Dr. Art. Thesis
My Dr. Art. thesis 'Reservation Rock: Songs from the Leningrad Rock Club 1981-86'‚ studies rock Leningrad before Perestroika brought on the rock boom of the late 1980s. The thesis addresses two main problem areas. The first is the relationship between the Leningrad rock environment and the various incarnations of Soviet power. Here, it challenges the traditional approach to rock as a form of political counterculture and proposes a different perspective for approaching alternative culture in totalitarian societies. The second is the question of Russian rock's 'russianness'. Here, my work seeks to transcend the traditional division of Russian rock songs into a western musical and a Russian lyrical part, situating the lyrics within a broader rock tradition and considering the possibility of Russian musical traits.

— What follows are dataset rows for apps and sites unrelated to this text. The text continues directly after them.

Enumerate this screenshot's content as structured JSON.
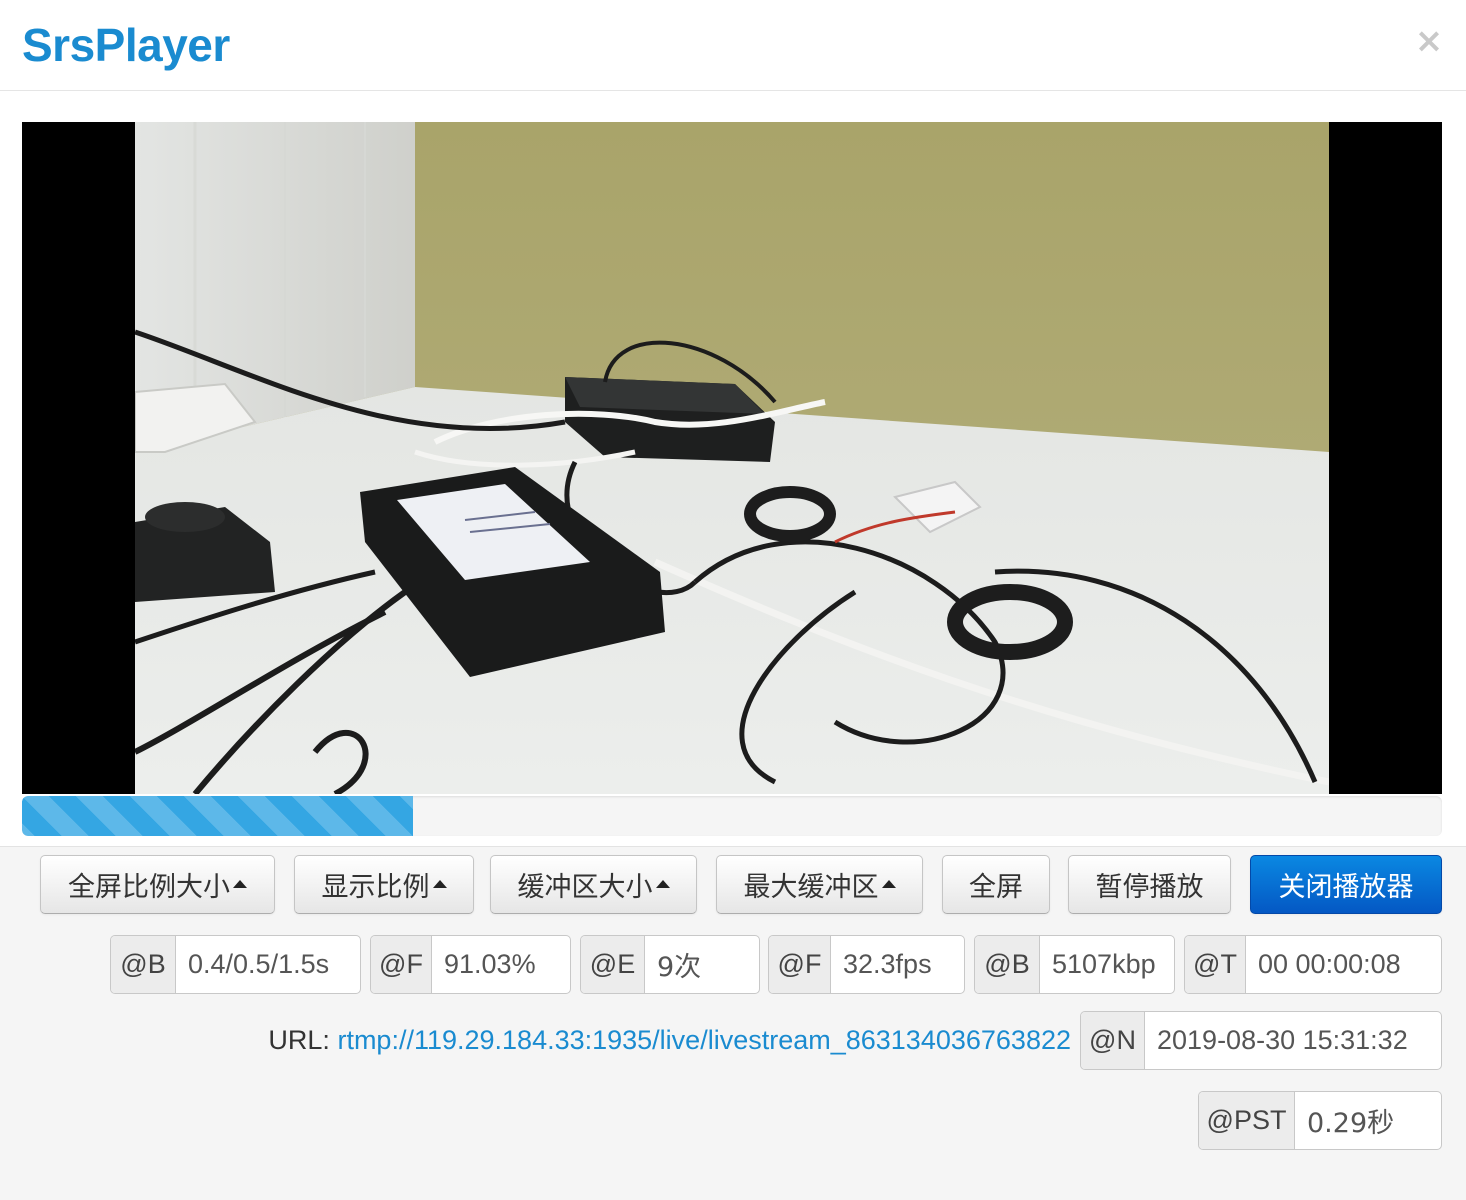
{
  "title": "SrsPlayer",
  "close_icon": "×",
  "progress": {
    "fraction": 0.275
  },
  "buttons": {
    "fullscreen_ratio": "全屏比例大小",
    "display_ratio": "显示比例",
    "buffer_size": "缓冲区大小",
    "max_buffer": "最大缓冲区",
    "fullscreen": "全屏",
    "pause": "暂停播放",
    "close_player": "关闭播放器"
  },
  "stats": [
    {
      "label": "@B",
      "value": "0.4/0.5/1.5s"
    },
    {
      "label": "@F",
      "value": "91.03%"
    },
    {
      "label": "@E",
      "value": "9次"
    },
    {
      "label": "@F",
      "value": "32.3fps"
    },
    {
      "label": "@B",
      "value": "5107kbp"
    },
    {
      "label": "@T",
      "value": "00 00:00:08"
    }
  ],
  "url": {
    "label": "URL:",
    "link": "rtmp://119.29.184.33:1935/live/livestream_863134036763822"
  },
  "now": {
    "label": "@N",
    "value": "2019-08-30 15:31:32"
  },
  "pst": {
    "label": "@PST",
    "value": "0.29秒"
  }
}
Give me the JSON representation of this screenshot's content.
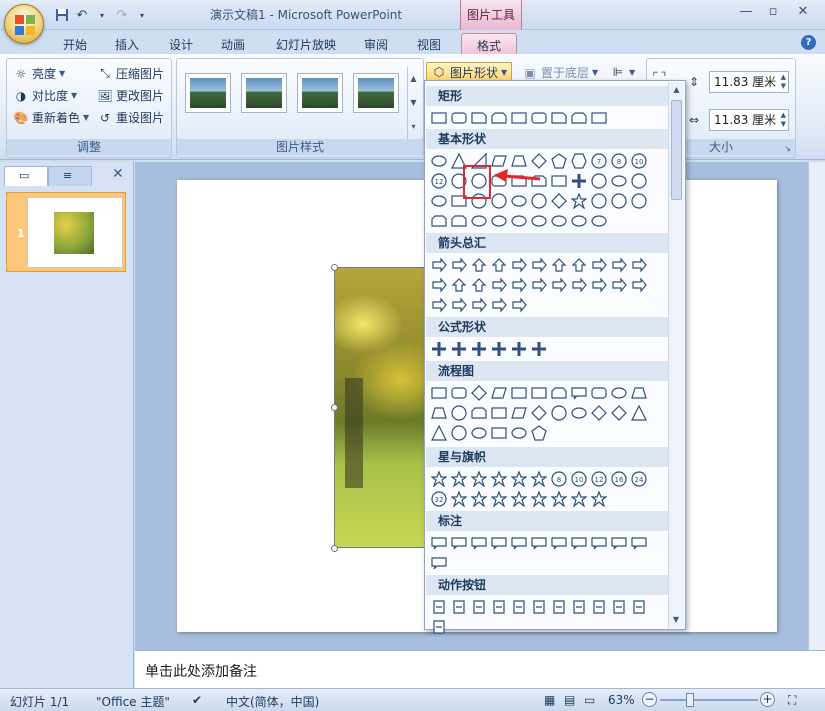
{
  "window": {
    "title": "演示文稿1 - Microsoft PowerPoint",
    "context_tool": "图片工具",
    "controls": [
      "minimize-icon",
      "restore-icon",
      "close-icon"
    ]
  },
  "quick_access": [
    "save-icon",
    "undo-icon",
    "redo-icon",
    "customize-icon"
  ],
  "tabs": [
    "开始",
    "插入",
    "设计",
    "动画",
    "幻灯片放映",
    "审阅",
    "视图",
    "格式"
  ],
  "active_tab": "格式",
  "ribbon": {
    "adjust": {
      "label": "调整",
      "items": [
        {
          "label": "亮度",
          "icon": "brightness-icon",
          "dropdown": true
        },
        {
          "label": "对比度",
          "icon": "contrast-icon",
          "dropdown": true
        },
        {
          "label": "重新着色",
          "icon": "recolor-icon",
          "dropdown": true
        },
        {
          "label": "压缩图片",
          "icon": "compress-icon"
        },
        {
          "label": "更改图片",
          "icon": "change-picture-icon"
        },
        {
          "label": "重设图片",
          "icon": "reset-picture-icon"
        }
      ]
    },
    "picture_styles": {
      "label": "图片样式",
      "thumb_count": 4
    },
    "picture_shape_button": "图片形状",
    "send_to_back": "置于底层",
    "size": {
      "label": "大小",
      "height": "11.83 厘米",
      "width": "11.83 厘米"
    }
  },
  "shapes_panel": {
    "sections": [
      {
        "title": "矩形",
        "count": 9
      },
      {
        "title": "基本形状",
        "count": 42,
        "numbered": [
          "7",
          "8",
          "10",
          "12"
        ]
      },
      {
        "title": "箭头总汇",
        "count": 27
      },
      {
        "title": "公式形状",
        "count": 6
      },
      {
        "title": "流程图",
        "count": 28
      },
      {
        "title": "星与旗帜",
        "count": 20,
        "numbered": [
          "8",
          "10",
          "12",
          "16",
          "24",
          "32"
        ]
      },
      {
        "title": "标注",
        "count": 12
      },
      {
        "title": "动作按钮",
        "count": 12
      }
    ],
    "highlighted": "基本形状 / 折角形"
  },
  "slides_panel": {
    "slide_number": "1"
  },
  "notes_placeholder": "单击此处添加备注",
  "status": {
    "slide": "幻灯片 1/1",
    "theme": "\"Office 主题\"",
    "language": "中文(简体，中国)",
    "zoom": "63%"
  },
  "colors": {
    "accent": "#e3262b",
    "ribbon_bg": "#dfe9f6",
    "context_tab": "#f2c6d9"
  }
}
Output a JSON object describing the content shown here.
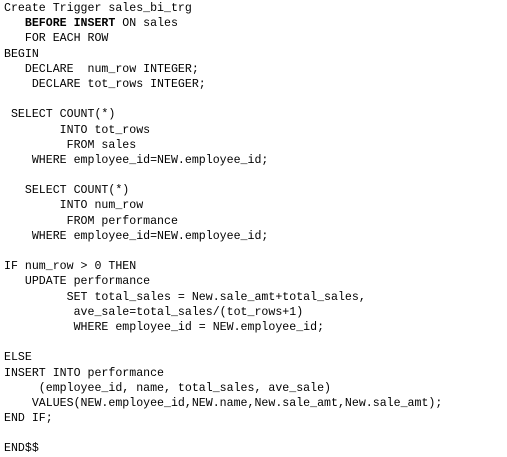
{
  "document": {
    "lines": [
      "Create Trigger sales_bi_trg",
      {
        "segments": [
          {
            "text": "   "
          },
          {
            "text": "BEFORE INSERT",
            "bold": true
          },
          {
            "text": " ON sales"
          }
        ]
      },
      "   FOR EACH ROW",
      "BEGIN",
      "   DECLARE  num_row INTEGER;",
      "    DECLARE tot_rows INTEGER;",
      "",
      " SELECT COUNT(*)",
      "        INTO tot_rows",
      "         FROM sales",
      "    WHERE employee_id=NEW.employee_id;",
      "",
      "   SELECT COUNT(*)",
      "        INTO num_row",
      "         FROM performance",
      "    WHERE employee_id=NEW.employee_id;",
      "",
      "IF num_row > 0 THEN",
      "   UPDATE performance",
      "         SET total_sales = New.sale_amt+total_sales,",
      "          ave_sale=total_sales/(tot_rows+1)",
      "          WHERE employee_id = NEW.employee_id;",
      "",
      "ELSE",
      "INSERT INTO performance",
      "     (employee_id, name, total_sales, ave_sale)",
      "    VALUES(NEW.employee_id,NEW.name,New.sale_amt,New.sale_amt);",
      "END IF;",
      "",
      "END$$"
    ]
  }
}
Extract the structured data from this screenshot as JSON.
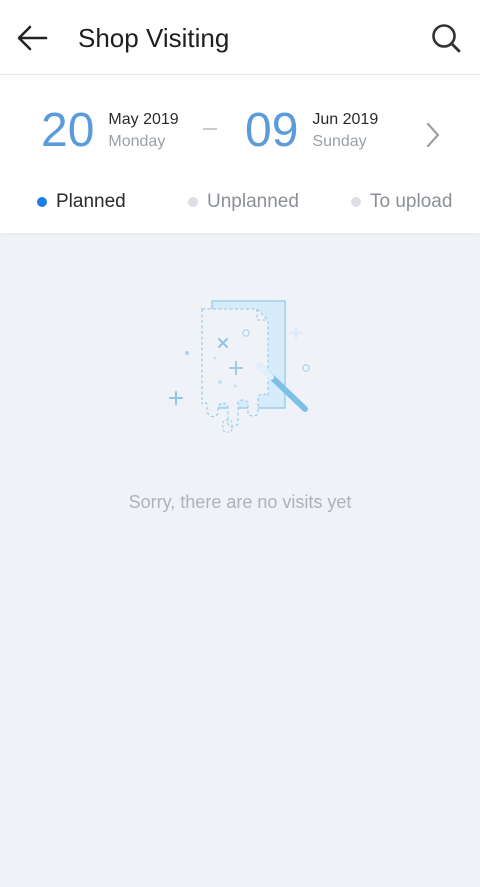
{
  "header": {
    "title": "Shop Visiting",
    "back_icon": "arrow-left-icon",
    "search_icon": "search-icon"
  },
  "date_range": {
    "start": {
      "day": "20",
      "month_year": "May 2019",
      "weekday": "Monday"
    },
    "separator": "–",
    "end": {
      "day": "09",
      "month_year": "Jun 2019",
      "weekday": "Sunday"
    },
    "next_icon": "chevron-right-icon"
  },
  "tabs": [
    {
      "label": "Planned",
      "active": true
    },
    {
      "label": "Unplanned",
      "active": false
    },
    {
      "label": "To upload",
      "active": false
    }
  ],
  "empty_state": {
    "icon": "no-data-illustration-icon",
    "message": "Sorry, there are no visits yet"
  },
  "colors": {
    "accent": "#5b9bdc",
    "active_dot": "#1e7ce8",
    "inactive_dot": "#dcdfe3",
    "background": "#eff2f6"
  }
}
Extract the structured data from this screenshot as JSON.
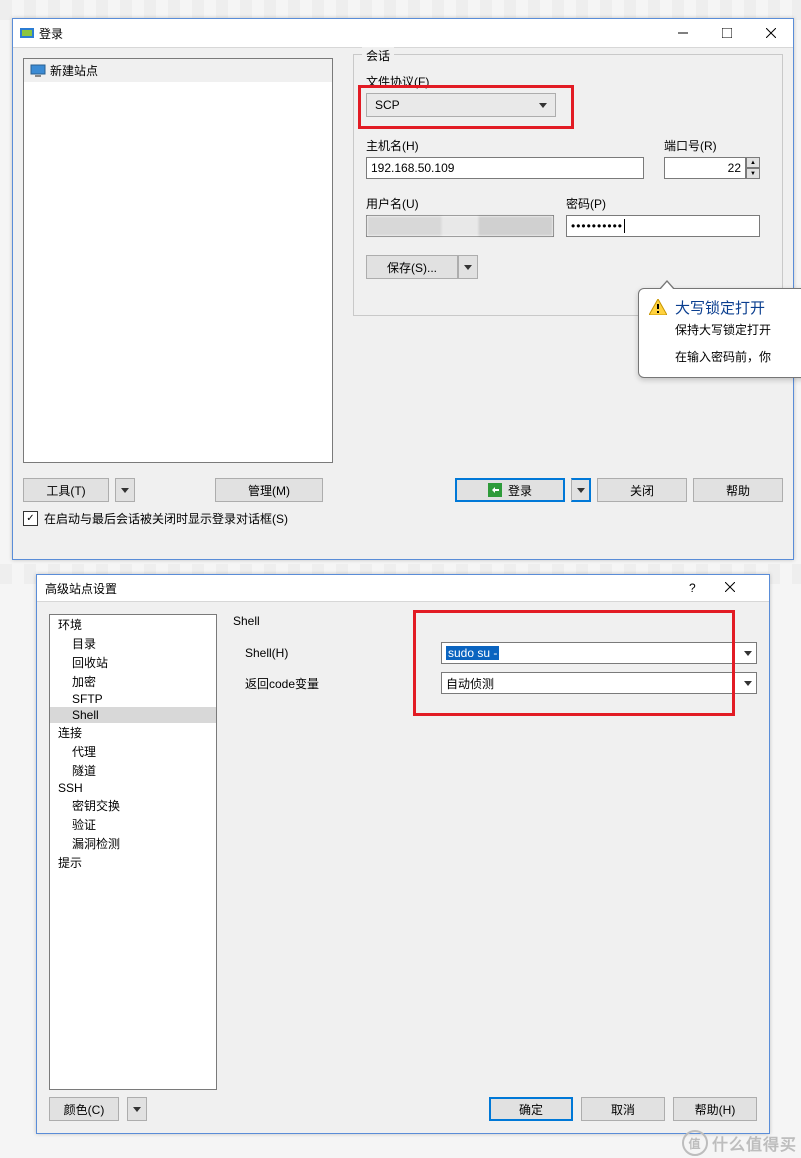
{
  "login": {
    "title": "登录",
    "site_list": {
      "new_site": "新建站点"
    },
    "session_label": "会话",
    "protocol_label": "文件协议(F)",
    "protocol_value": "SCP",
    "host_label": "主机名(H)",
    "host_value": "192.168.50.109",
    "port_label": "端口号(R)",
    "port_value": "22",
    "user_label": "用户名(U)",
    "password_label": "密码(P)",
    "password_value": "••••••••••",
    "save_button": "保存(S)...",
    "tools_button": "工具(T)",
    "manage_button": "管理(M)",
    "login_button": "登录",
    "close_button": "关闭",
    "help_button": "帮助",
    "startup_checkbox": "在启动与最后会话被关闭时显示登录对话框(S)"
  },
  "capslock": {
    "title": "大写锁定打开",
    "line1": "保持大写锁定打开",
    "line2": "在输入密码前，你"
  },
  "advanced": {
    "title": "高级站点设置",
    "tree": {
      "env": "环境",
      "dir": "目录",
      "recycle": "回收站",
      "encrypt": "加密",
      "sftp": "SFTP",
      "shell": "Shell",
      "conn": "连接",
      "proxy": "代理",
      "tunnel": "隧道",
      "ssh": "SSH",
      "kex": "密钥交换",
      "auth": "验证",
      "vuln": "漏洞检测",
      "hint": "提示"
    },
    "panel": {
      "group": "Shell",
      "shell_label": "Shell(H)",
      "shell_value": "sudo su -",
      "return_label": "返回code变量",
      "return_value": "自动侦测"
    },
    "color_button": "颜色(C)",
    "ok_button": "确定",
    "cancel_button": "取消",
    "help_button": "帮助(H)"
  },
  "watermark": "什么值得买"
}
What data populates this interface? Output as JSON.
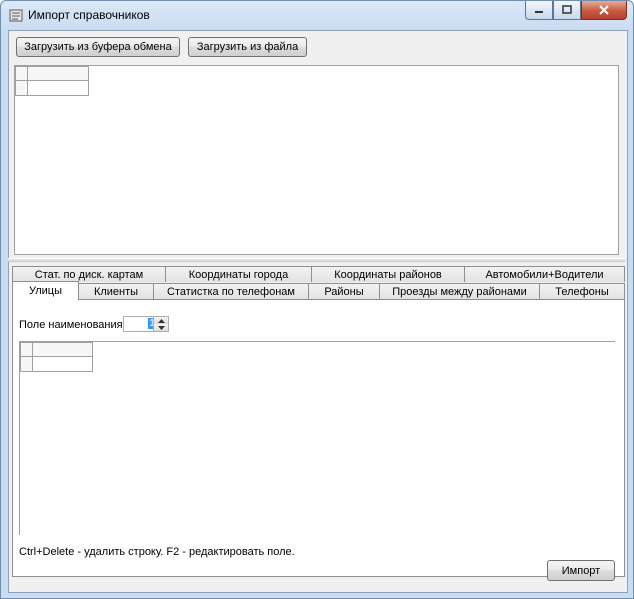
{
  "window": {
    "title": "Импорт справочников"
  },
  "toolbar": {
    "load_clipboard_label": "Загрузить из буфера обмена",
    "load_file_label": "Загрузить из файла"
  },
  "tabs_row1": [
    "Стат. по диск. картам",
    "Координаты города",
    "Координаты районов",
    "Автомобили+Водители"
  ],
  "tabs_row2": [
    "Улицы",
    "Клиенты",
    "Статистка по телефонам",
    "Районы",
    "Проезды между районами",
    "Телефоны"
  ],
  "active_tab": "Улицы",
  "streets_tab": {
    "name_field_label": "Поле наименования:",
    "name_field_value": "1",
    "hint_text": "Ctrl+Delete - удалить строку. F2 - редактировать поле.",
    "import_label": "Импорт"
  }
}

The approach is interdisciplinary, comprising sociology, musicology and literary studies. The sociological background includes a historical account of Leningrad rock from the 1960s to the1980s, with a special emphasis on the LRC, the fanzine Roksi and the AnTrop recording studio. The fieldwork was made in St. Petersburg over three months in the fall of 2001 and six weeks in spring 2002. Musicians, critics, rock club council members and other key persons were interviewed (seven interview transcripts can be found here).
Songs by four different Leningrad Rock Club (LRC) bands were subjected to musical-lyrical analyses. The musical analyses are based on the Philip Tagg's method for non-musicologists, which utilises popular competence as an analytic basis.
The supervisors for this project were: Professor of Russian Literature Jostein Børtnes, at the Dept. of Russian Studies, Bergen University; Ethnomusicologist Dr. Hans Weisethaunet, at the Grieg Academy, Bergen University; and Professor of Musicology Philip Tagg, Faculté de Musique, Université de Montréal.
The project was financed by the Norwegian Research Council (NFR). It was publicly defended at Bergen University on 12th November 2004.